  • Shows Level 2 equivalent skills as listed in Training for Vaulting Coaches.
  • Current membership with American Vaulting Association.

LEVEL THREE Vaulting Coach – Qualified to teach in a vaulting program or club, at walk, trot, and canter either recreational &/or competitive.

  • Is a minimum age of 18 years of age.
  • Has Level 3 understanding of vaulting; minimum written test score of 90%.
  • Shows Level 3 equivalent skills as listed in Training for Vaulting Coaches.
  • Current membership with American Vaulting Association.

VCC clinics will be held at sites approved for hosting by the CHA Corporate Office and in addition to the regular host site requirements; the host site needs to offer safe and suitable vaulting areas, equipment and horse, as stated in the American Vaulting Association (AVA) Camps and Club Manual.

For information on hosting a Vaulting Coach Certification clinic, call 800-399-0138 or email pbarger@CHA-ahse.org.

 

DRIVING INSTRUCTOR AND DRIVER CERTIFICATION (DIDC)

For driving instructors who teach group lessons in the camp or commercial driving school setting, and for recreational or commercial drivers. Certification includes single and team driving with multiple vehicle types. Both breast collar and collar harness are addressed. There are several workshops included in this clinic including Teaching Techniques for Driving, Risk Reduction, Passenger Safety in Loading and Unloading, Harness Fit and Adjustment, Road Driving, Emergency Procedures and Professionalism. Minimum age for Assistant is 16 years old, minimum age for driver/driving instructor is 18 years old.

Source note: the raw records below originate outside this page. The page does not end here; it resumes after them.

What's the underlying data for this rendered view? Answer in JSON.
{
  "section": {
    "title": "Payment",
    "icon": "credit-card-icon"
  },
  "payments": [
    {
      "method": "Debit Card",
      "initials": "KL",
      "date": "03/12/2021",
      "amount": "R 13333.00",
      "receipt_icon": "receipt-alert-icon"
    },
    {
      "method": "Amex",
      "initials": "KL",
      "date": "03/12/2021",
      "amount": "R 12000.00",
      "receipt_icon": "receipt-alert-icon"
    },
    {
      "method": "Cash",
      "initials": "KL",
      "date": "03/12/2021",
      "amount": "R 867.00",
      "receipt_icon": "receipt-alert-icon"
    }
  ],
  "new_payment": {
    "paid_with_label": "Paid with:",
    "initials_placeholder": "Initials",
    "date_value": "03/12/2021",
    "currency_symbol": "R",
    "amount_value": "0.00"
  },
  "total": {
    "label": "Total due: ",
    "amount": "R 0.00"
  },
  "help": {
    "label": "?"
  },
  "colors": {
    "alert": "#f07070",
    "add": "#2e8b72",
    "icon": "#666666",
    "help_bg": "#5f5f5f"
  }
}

  • Assistant Driver/Instructor: Qualified to assist a certified instructor or driver including grooming, harnessing, ground driving and heading.
  • Level 1 Driver: Qualified to drive single and/or pair recreationally on private property or in an arena; qualified to hitch and unhitch single and/or pairs, including fitting and adjusting harness and vehicle safety checks
  • Level 1 Driving Instructor: Qualified to teach recreational driving on private property, either single and/or pairs.
  • Level 2 Driver: Qualified to hitch and drive single or pair on street or roadway, including ability to correct horse behavior problems, understanding of selection and suitability of driving horses, knowledge of hoof care and common health problems.
  • Level 2 Driving Instructor: Qualified to teach driving on public roads, selection and suitability of driving horses, correcting horse behavior problems, hoof care and common health problems, conformation, lateral and longitudinal alignment, bits and safety equipment.
  • Assistant DIDC Clinic Instructor: Minimum age 21; prerequisite of Level 2 Driving Instructor certification and recommendation from a CHA Clinic Instructor; qualified to assist in certifying drivers and driving instructors; Level 2 DIDC Instructors recommended as an ACI must apply to CHA for ACI certification. Must qualify as instructor for both singles and pairs.
  • CLINIC INSTRUCTOR: Minimum age 25; qualified to conduct CHA certification clinics and certify drivers and driving instructors with assistance from another CHA clinician. To become certified as a CI, the instructor must first attain ACI certification and then assist at a certain number of CHA clinics to qualify as a CHA Clinic Instructor. Must qualify as instructor for both single and pairs.

 

Watch for upcoming Adjunct Certification for Driving Multiples!